DJK: Oh we actually just closed Hope! Not for good, but that location was really expensive, and when the recession happened all the stores around us closed and more opened that were really whack. We were playing loads of rent to be in a block that wasn’t cool at all anymore. I want to do less shows so it’s less stressful, and I want to be in an area where there are things we share a kinship with.

MSM: That kinship seems very strong in Los Angeles. With The Smell, Aaron Rose and ANP Quarterly, Cinefamily, Oogabooga store and the rest, that niche LA scene is now iconic and almost acts as a beacon of hope for independent communities worldwide – you’ve been mythologised and canonised. What is it about LA that drives that creativity, do you think?

DJK: There’s just not that many people! We’re just a bunch of friends, and I guess everyone is psyched on each others energy in a way. We’ve had this convergence of people who think alike, but not in an obvious way. Everyone who’s smart and isn’t jaded.
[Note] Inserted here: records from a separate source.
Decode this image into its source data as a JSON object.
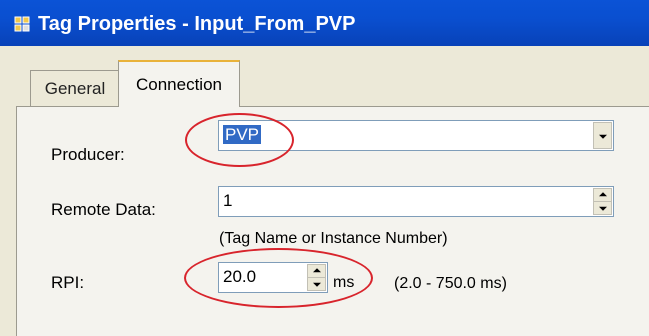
{
  "window": {
    "title": "Tag Properties - Input_From_PVP"
  },
  "tabs": [
    {
      "label": "General",
      "active": false
    },
    {
      "label": "Connection",
      "active": true
    }
  ],
  "form": {
    "producer": {
      "label": "Producer:",
      "value": "PVP"
    },
    "remote_data": {
      "label": "Remote Data:",
      "value": "1",
      "hint": "(Tag Name or Instance Number)"
    },
    "rpi": {
      "label": "RPI:",
      "value": "20.0",
      "unit": "ms",
      "range": "(2.0 - 750.0 ms)"
    }
  },
  "colors": {
    "titlebar": "#0a4fd0",
    "annotation": "#d8242c",
    "selection": "#316ac5"
  },
  "icons": {
    "window": "tag-properties-icon",
    "dropdown": "chevron-down-icon",
    "spinner": "spin-arrows-icon"
  }
}
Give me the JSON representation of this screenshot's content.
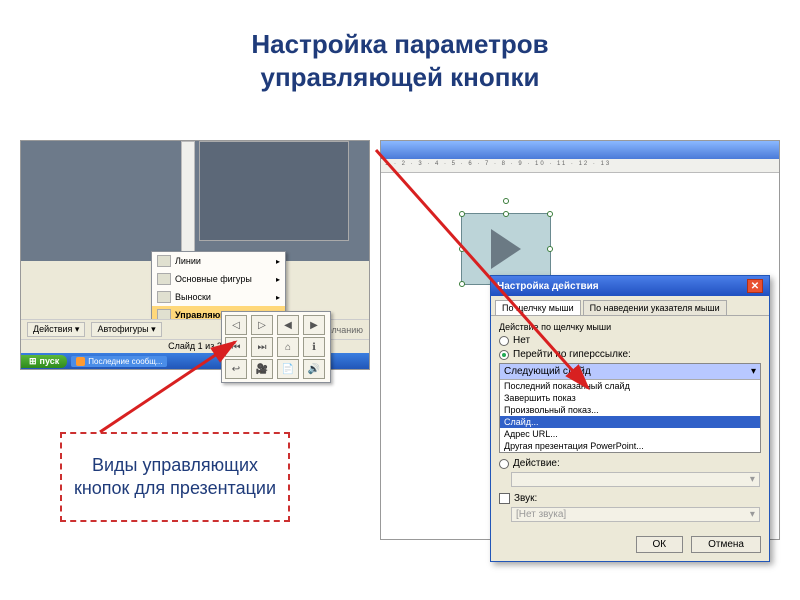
{
  "title_line1": "Настройка параметров",
  "title_line2": "управляющей кнопки",
  "caption": "Виды управляющих кнопок для презентации",
  "autoshapes_menu": {
    "items": [
      "Линии",
      "Основные фигуры",
      "Выноски",
      "Управляющие кнопки"
    ]
  },
  "buttons_grid_glyphs": [
    "◁",
    "▷",
    "◀",
    "▶",
    "⏮",
    "⏭",
    "⌂",
    "ℹ",
    "↩",
    "🎥",
    "📄",
    "🔊"
  ],
  "left_toolbar": {
    "actions_btn": "Действия ▾",
    "autoshapes_btn": "Автофигуры ▾",
    "default_note": "по умолчанию"
  },
  "status_bar": "Слайд 1 из 2",
  "taskbar": {
    "start": "пуск",
    "item": "Последние сообщ..."
  },
  "right_ruler": "1 · 2 · 3 · 4 · 5 · 6 · 7 · 8 · 9 · 10 · 11 · 12 · 13",
  "dialog": {
    "title": "Настройка действия",
    "tabs": {
      "active": "По щелчку мыши",
      "inactive": "По наведении указателя мыши"
    },
    "section_label": "Действие по щелчку мыши",
    "radios": {
      "none": "Нет",
      "hyperlink": "Перейти по гиперссылке:",
      "action": "Действие:"
    },
    "combo_selected": "Следующий слайд",
    "combo_options": [
      "Последний показанный слайд",
      "Завершить показ",
      "Произвольный показ...",
      "Слайд...",
      "Адрес URL...",
      "Другая презентация PowerPoint..."
    ],
    "combo_highlight_index": 3,
    "sound_check": "Звук:",
    "sound_value": "[Нет звука]",
    "buttons": {
      "ok": "ОК",
      "cancel": "Отмена"
    }
  }
}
Also most of the people who shop at Family aren’t necessarily cool. The spectrum of things we carry is really wide, and we never wanted to be exclusive, it was always supposed to be a huge eclectic range of stuff that everyone would find accessible and that would be inspiring on every level. Not like an exclusive, cool club.

MSM: So, what is it you think that drives that dialogue, that mythology, around Family?
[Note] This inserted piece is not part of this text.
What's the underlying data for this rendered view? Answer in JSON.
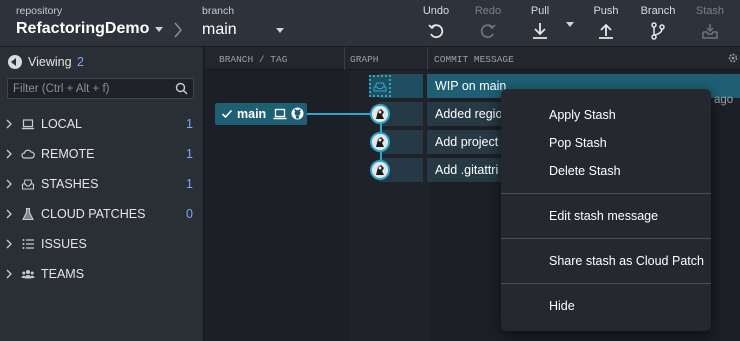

DJK: It’s all bullshit, I think. Because I run Family I am in the middle of it all and it seems really exciting to me, but it would because I’m at every single launch, every in-store, every show. I definitely don’t feel self-conscious about it. Whatever I want to do, we just do and it doesn’t always work – Hope had to close because we never made any money – but that’s the way it works. With Family and Hope it’s really like running a pirate ship, trying to keep your staff happy and fed and keep afloat…
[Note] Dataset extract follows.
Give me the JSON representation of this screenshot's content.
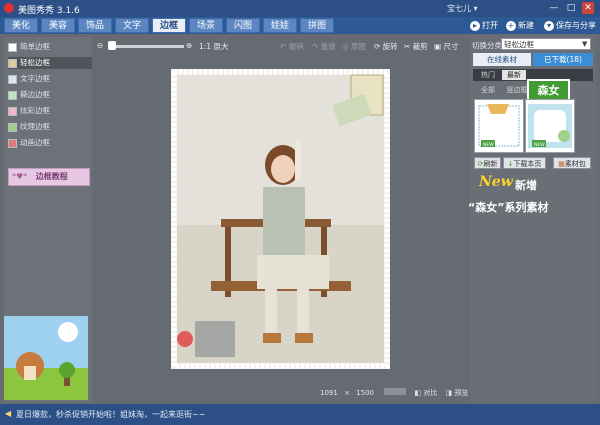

MSM: Keep smooth sailing…

DJK; Yeah! I guess there is a vague vibe, but there’s no manifesto or anything because it really is just a bunch of people. Somehow, everything just converged and that’s what made it seem so dynamic. It was a fluke, I guess, that the timing was right, because I think it had been a long time since anything interesting had come out of LA and LA was waiting.

MSM: Also I guess that everything happened at the same time, in sync, and all these initiatives were equally successful. There are always exciting burgeoning scenes developing all over the world but a lot of the time there isn’t the money or interest there to sustain them…

DJK: Maybe, but I really think it only takes a few people that are really psyched, and you just have to persist. You can put out a book that not that many people read, but it depends who reads it and who it influences. I really think it’s the power of ideas that are the dynamism, rather than the location…

Of course, it doesn’t hurt to be in LA. The city really fosters and nurtures insane visionaries, and has such a strong media presence. But there are no real institutions, no real history. People haven’t been living here that long and it’s not institutionalised like New York is. When I started Hope I didn’t feel like I had anyone to answer to. There are very few haters in LA – people are generally, for some cosmic glitch, being really nice to each other. I think it’s just a weird cosmic glitch.

MSM: I love that idea – very romantic.

DJK: Totally. Living a life where you are creating a story about what you do, that is a goal of mine. Everything I do should express where I am emotionally, intellectually, spiritually. Every career choice I make should be an expression of where I am as a person.

Visit Family Bookstore online here

Next Article: Ben Sullivan – LA To Vegas